While the general maritime law extended humanitarian concern to injured seamen, the Courts of Admiralty terminated their jurisdictional power where death resulted to the seaman, much like the common law before statutory innovations. In The Harrisburg, supra, the Maritime law was declared to be that, in the absence of a Federal or State statute conferring a right of action therefor, damage actions for the death of a seaman caused by negligence could not be maintained in Admiralty in a United States Court; furthermore, in Lindgren v. United States, 281 U.S. 38, 50 S. Ct. 207, 74 L. Ed. 686 (1930), such actions were not maintainable whether the death was occasioned by negligence or unseaworthiness, all claims therefor being foreclosed by the demise of the injured seaman.
This harsh maritime law was tempered by the Jones Act, supra, in that it continued the in rem cause of action to an injured seaman for personal injury, and created a new cause of action where none had previously existed in marine law for his personal representative to maintain an action on behalf of designated beneficiaries for damages where the seaman's death was the result of negligence. Moreover, where the injury or death was caused, or contributed to, by the violation of a statute or regulation within the doctrine of liability granted to railroad workers under the Federal Employers' Liability Act, the seaman's employer was liable
by reason of these newly created rights being incorporated within the Jones Act.

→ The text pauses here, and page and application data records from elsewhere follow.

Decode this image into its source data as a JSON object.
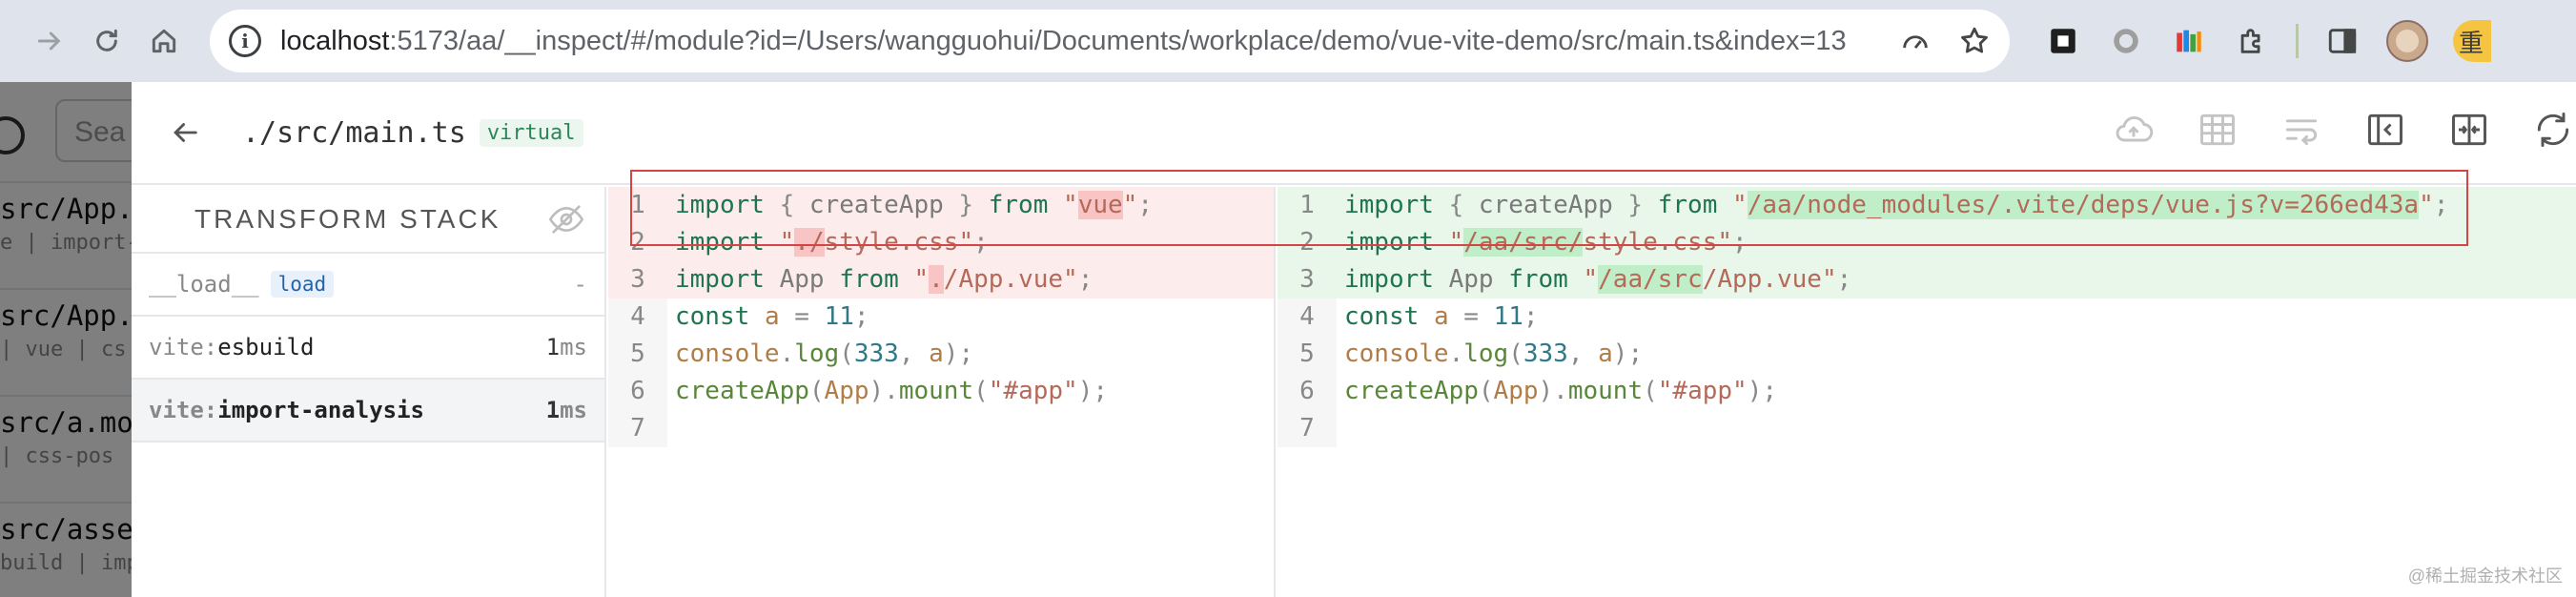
{
  "browser": {
    "url_host": "localhost",
    "url_rest": ":5173/aa/__inspect/#/module?id=/Users/wangguohui/Documents/workplace/demo/vue-vite-demo/src/main.ts&index=13",
    "profile_char": "重"
  },
  "background_app": {
    "search_placeholder": "Sea",
    "items": [
      {
        "title": "src/App.v",
        "tags": "e | import-"
      },
      {
        "title": "src/App.v",
        "tags": "| vue | cs"
      },
      {
        "title": "src/a.moc",
        "tags": "| css-pos"
      },
      {
        "title": "src/asset",
        "tags": "build | imp"
      }
    ]
  },
  "module": {
    "path": "./src/main.ts",
    "badge": "virtual"
  },
  "transform_stack": {
    "title": "TRANSFORM STACK",
    "rows": [
      {
        "prefix": "",
        "name": "__load__",
        "hook": "load",
        "time": "",
        "unit": "",
        "dash": "-"
      },
      {
        "prefix": "vite:",
        "name": "esbuild",
        "hook": "",
        "time": "1",
        "unit": "ms",
        "dash": ""
      },
      {
        "prefix": "vite:",
        "name": "import-analysis",
        "hook": "",
        "time": "1",
        "unit": "ms",
        "dash": ""
      }
    ]
  },
  "diff": {
    "left": {
      "line_numbers": [
        "1",
        "2",
        "3",
        "4",
        "5",
        "6",
        "7"
      ],
      "l1": {
        "kw": "import",
        "ob": " { ",
        "id": "createApp",
        "cb": " } ",
        "kw2": "from",
        "sp": " ",
        "q1": "\"",
        "hl": "vue",
        "q2": "\"",
        "end": ";"
      },
      "l2": {
        "kw": "import",
        "sp": " ",
        "q1": "\"",
        "hl": "./",
        "rest": "style.css",
        "q2": "\"",
        "end": ";"
      },
      "l3": {
        "kw": "import",
        "sp": " ",
        "id": "App",
        "sp2": " ",
        "kw2": "from",
        "sp3": " ",
        "q1": "\"",
        "hl": ".",
        "rest": "/App.vue",
        "q2": "\"",
        "end": ";"
      },
      "l4": {
        "kw": "const",
        "sp": " ",
        "var": "a",
        "eq": " = ",
        "num": "11",
        "end": ";"
      },
      "l5": {
        "obj": "console",
        "dot": ".",
        "fn": "log",
        "po": "(",
        "num": "333",
        "comma": ", ",
        "var": "a",
        "pc": ");"
      },
      "l6": {
        "fn": "createApp",
        "po": "(",
        "arg": "App",
        "pc": ").",
        "fn2": "mount",
        "po2": "(",
        "str": "\"#app\"",
        "pc2": ");"
      }
    },
    "right": {
      "line_numbers": [
        "1",
        "2",
        "3",
        "4",
        "5",
        "6",
        "7"
      ],
      "l1": {
        "kw": "import",
        "ob": " { ",
        "id": "createApp",
        "cb": " } ",
        "kw2": "from",
        "sp": " ",
        "q1": "\"",
        "hl": "/aa/node_modules/.vite/deps/vue.js?v=266ed43a",
        "q2": "\"",
        "end": ";"
      },
      "l2": {
        "kw": "import",
        "sp": " ",
        "q1": "\"",
        "hl": "/aa/src/",
        "rest": "style.css",
        "q2": "\"",
        "end": ";"
      },
      "l3": {
        "kw": "import",
        "sp": " ",
        "id": "App",
        "sp2": " ",
        "kw2": "from",
        "sp3": " ",
        "q1": "\"",
        "hl": "/aa/src",
        "rest": "/App.vue",
        "q2": "\"",
        "end": ";"
      },
      "l4": {
        "kw": "const",
        "sp": " ",
        "var": "a",
        "eq": " = ",
        "num": "11",
        "end": ";"
      },
      "l5": {
        "obj": "console",
        "dot": ".",
        "fn": "log",
        "po": "(",
        "num": "333",
        "comma": ", ",
        "var": "a",
        "pc": ");"
      },
      "l6": {
        "fn": "createApp",
        "po": "(",
        "arg": "App",
        "pc": ").",
        "fn2": "mount",
        "po2": "(",
        "str": "\"#app\"",
        "pc2": ");"
      }
    }
  },
  "watermark": "@稀土掘金技术社区",
  "colors": {
    "removed_bg": "#fdecec",
    "added_bg": "#e8f7ea",
    "annotation_box": "#d64545"
  }
}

In Kernan, cited in the margin, Mr. Justice Brennan, speaking for the Court, declared that the Jones Act remedy for wrongful death was exclusive and precluded any remedy for wrongful death within territorial waters based upon unseaworthiness whether derived from federal or state law. However, a year later, in The Tungus v. Skovgaard, 358 U.S. 588, 79 S. Ct. 503, 523, 3 L. Ed. 2d 524 (1959), 71 A.L.R.2d 1280, an action for damages for death by reason of alleged unseaworthiness of the vessel, and the alleged negligent failure of its owner to provide a reasonably safe place to work, the court held that in an action based on unseaworthiness for a happening within the territorial waters of New Jersey, a court in admiralty would apply a State Wrongful Death Act as encompassing a claim for uneaworthiness where death was caused to a nonseaman. Tungus is distinguishable from the case sub judice by precise differences in fact and in law. The federal court was applying the law of the situs of the tort. The United States Supreme Court held maritime unseaworthiness to be within the purview of a tort 'caused by a wrongful act, neglect ...